Action item:
Word for word, restate every record.

(App and web page records)
--------------------------------------------------

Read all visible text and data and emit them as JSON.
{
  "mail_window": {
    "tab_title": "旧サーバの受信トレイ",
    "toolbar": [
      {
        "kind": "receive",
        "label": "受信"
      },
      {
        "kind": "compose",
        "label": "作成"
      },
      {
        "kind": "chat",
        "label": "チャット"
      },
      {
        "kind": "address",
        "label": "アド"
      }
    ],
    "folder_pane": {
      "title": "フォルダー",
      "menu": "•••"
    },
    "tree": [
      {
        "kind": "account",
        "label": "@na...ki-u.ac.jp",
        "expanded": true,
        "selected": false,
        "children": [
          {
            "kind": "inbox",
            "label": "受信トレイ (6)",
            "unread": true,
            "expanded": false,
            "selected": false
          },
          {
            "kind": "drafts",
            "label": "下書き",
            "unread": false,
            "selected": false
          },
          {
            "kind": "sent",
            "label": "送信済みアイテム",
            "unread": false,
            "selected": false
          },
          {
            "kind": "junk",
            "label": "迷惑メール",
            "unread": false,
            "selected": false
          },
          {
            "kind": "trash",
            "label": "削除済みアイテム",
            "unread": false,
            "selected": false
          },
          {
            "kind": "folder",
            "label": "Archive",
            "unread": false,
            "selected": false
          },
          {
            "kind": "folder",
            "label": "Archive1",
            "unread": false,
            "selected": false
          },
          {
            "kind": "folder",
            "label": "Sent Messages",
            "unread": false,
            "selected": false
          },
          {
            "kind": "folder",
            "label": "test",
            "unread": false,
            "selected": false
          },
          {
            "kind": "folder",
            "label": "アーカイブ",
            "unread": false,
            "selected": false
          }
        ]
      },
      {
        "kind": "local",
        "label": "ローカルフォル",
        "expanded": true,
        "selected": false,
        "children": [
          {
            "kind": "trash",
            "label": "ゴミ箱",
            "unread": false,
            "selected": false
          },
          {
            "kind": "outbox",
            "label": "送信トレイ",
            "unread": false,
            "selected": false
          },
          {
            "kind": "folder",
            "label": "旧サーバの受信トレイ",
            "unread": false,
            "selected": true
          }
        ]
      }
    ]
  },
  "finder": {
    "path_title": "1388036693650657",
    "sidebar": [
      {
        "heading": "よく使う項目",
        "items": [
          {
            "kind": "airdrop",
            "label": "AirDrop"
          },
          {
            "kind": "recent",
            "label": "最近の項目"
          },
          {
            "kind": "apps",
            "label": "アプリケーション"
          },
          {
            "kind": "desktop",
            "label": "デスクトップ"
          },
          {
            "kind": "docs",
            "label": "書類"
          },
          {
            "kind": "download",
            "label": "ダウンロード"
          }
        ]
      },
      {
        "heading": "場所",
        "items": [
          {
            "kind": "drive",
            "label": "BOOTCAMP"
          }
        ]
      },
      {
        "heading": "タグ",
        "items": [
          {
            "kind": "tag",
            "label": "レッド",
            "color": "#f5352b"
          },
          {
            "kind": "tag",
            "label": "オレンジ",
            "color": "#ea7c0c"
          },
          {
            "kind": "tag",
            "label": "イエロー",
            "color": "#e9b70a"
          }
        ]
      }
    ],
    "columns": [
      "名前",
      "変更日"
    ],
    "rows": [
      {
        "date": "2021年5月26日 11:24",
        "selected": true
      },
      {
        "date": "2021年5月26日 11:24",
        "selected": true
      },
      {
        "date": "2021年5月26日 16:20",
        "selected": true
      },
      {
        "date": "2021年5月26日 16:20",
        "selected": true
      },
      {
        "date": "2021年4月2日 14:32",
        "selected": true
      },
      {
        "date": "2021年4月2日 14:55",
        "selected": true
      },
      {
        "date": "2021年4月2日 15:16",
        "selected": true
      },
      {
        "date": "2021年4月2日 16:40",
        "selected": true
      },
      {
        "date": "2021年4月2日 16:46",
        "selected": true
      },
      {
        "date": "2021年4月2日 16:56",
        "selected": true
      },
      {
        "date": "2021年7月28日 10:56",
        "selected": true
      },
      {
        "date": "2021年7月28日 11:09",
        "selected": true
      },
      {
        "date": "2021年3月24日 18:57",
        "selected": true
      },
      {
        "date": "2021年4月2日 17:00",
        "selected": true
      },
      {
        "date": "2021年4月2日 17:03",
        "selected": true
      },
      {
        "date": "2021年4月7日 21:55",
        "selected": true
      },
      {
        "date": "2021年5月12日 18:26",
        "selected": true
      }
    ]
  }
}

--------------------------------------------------

Your response:
Read all visible text and data and emit them as JSON.
{
  "mail_window": {
    "tab_title": "旧サーバの受信トレイ",
    "toolbar": [
      {
        "kind": "receive",
        "label": "受信"
      },
      {
        "kind": "compose",
        "label": "作成"
      },
      {
        "kind": "chat",
        "label": "チャット"
      },
      {
        "kind": "address",
        "label": "アド"
      }
    ],
    "folder_pane": {
      "title": "フォルダー",
      "menu": "•••"
    },
    "tree": [
      {
        "kind": "account",
        "label": "@na...ki-u.ac.jp",
        "expanded": true,
        "selected": false,
        "children": [
          {
            "kind": "inbox",
            "label": "受信トレイ (6)",
            "unread": true,
            "expanded": false,
            "selected": false
          },
          {
            "kind": "drafts",
            "label": "下書き",
            "unread": false,
            "selected": false
          },
          {
            "kind": "sent",
            "label": "送信済みアイテム",
            "unread": false,
            "selected": false
          },
          {
            "kind": "junk",
            "label": "迷惑メール",
            "unread": false,
            "selected": false
          },
          {
            "kind": "trash",
            "label": "削除済みアイテム",
            "unread": false,
            "selected": false
          },
          {
            "kind": "folder",
            "label": "Archive",
            "unread": false,
            "selected": false
          },
          {
            "kind": "folder",
            "label": "Archive1",
            "unread": false,
            "selected": false
          },
          {
            "kind": "folder",
            "label": "Sent Messages",
            "unread": false,
            "selected": false
          },
          {
            "kind": "folder",
            "label": "test",
            "unread": false,
            "selected": false
          },
          {
            "kind": "folder",
            "label": "アーカイブ",
            "unread": false,
            "selected": false
          }
        ]
      },
      {
        "kind": "local",
        "label": "ローカルフォル",
        "expanded": true,
        "selected": false,
        "children": [
          {
            "kind": "trash",
            "label": "ゴミ箱",
            "unread": false,
            "selected": false
          },
          {
            "kind": "outbox",
            "label": "送信トレイ",
            "unread": false,
            "selected": false
          },
          {
            "kind": "folder",
            "label": "旧サーバの受信トレイ",
            "unread": false,
            "selected": true
          }
        ]
      }
    ]
  },
  "finder": {
    "path_title": "1388036693650657",
    "sidebar": [
      {
        "heading": "よく使う項目",
        "items": [
          {
            "kind": "airdrop",
            "label": "AirDrop"
          },
          {
            "kind": "recent",
            "label": "最近の項目"
          },
          {
            "kind": "apps",
            "label": "アプリケーション"
          },
          {
            "kind": "desktop",
            "label": "デスクトップ"
          },
          {
            "kind": "docs",
            "label": "書類"
          },
          {
            "kind": "download",
            "label": "ダウンロード"
          }
        ]
      },
      {
        "heading": "場所",
        "items": [
          {
            "kind": "drive",
            "label": "BOOTCAMP"
          }
        ]
      },
      {
        "heading": "タグ",
        "items": [
          {
            "kind": "tag",
            "label": "レッド",
            "color": "#f5352b"
          },
          {
            "kind": "tag",
            "label": "オレンジ",
            "color": "#ea7c0c"
          },
          {
            "kind": "tag",
            "label": "イエロー",
            "color": "#e9b70a"
          }
        ]
      }
    ],
    "columns": [
      "名前",
      "変更日"
    ],
    "rows": [
      {
        "date": "2021年5月26日 11:24",
        "selected": true
      },
      {
        "date": "2021年5月26日 11:24",
        "selected": true
      },
      {
        "date": "2021年5月26日 16:20",
        "selected": true
      },
      {
        "date": "2021年5月26日 16:20",
        "selected": true
      },
      {
        "date": "2021年4月2日 14:32",
        "selected": true
      },
      {
        "date": "2021年4月2日 14:55",
        "selected": true
      },
      {
        "date": "2021年4月2日 15:16",
        "selected": true
      },
      {
        "date": "2021年4月2日 16:40",
        "selected": true
      },
      {
        "date": "2021年4月2日 16:46",
        "selected": true
      },
      {
        "date": "2021年4月2日 16:56",
        "selected": true
      },
      {
        "date": "2021年7月28日 10:56",
        "selected": true
      },
      {
        "date": "2021年7月28日 11:09",
        "selected": true
      },
      {
        "date": "2021年3月24日 18:57",
        "selected": true
      },
      {
        "date": "2021年4月2日 17:00",
        "selected": true
      },
      {
        "date": "2021年4月2日 17:03",
        "selected": true
      },
      {
        "date": "2021年4月7日 21:55",
        "selected": true
      },
      {
        "date": "2021年5月12日 18:26",
        "selected": true
      }
    ]
  }
}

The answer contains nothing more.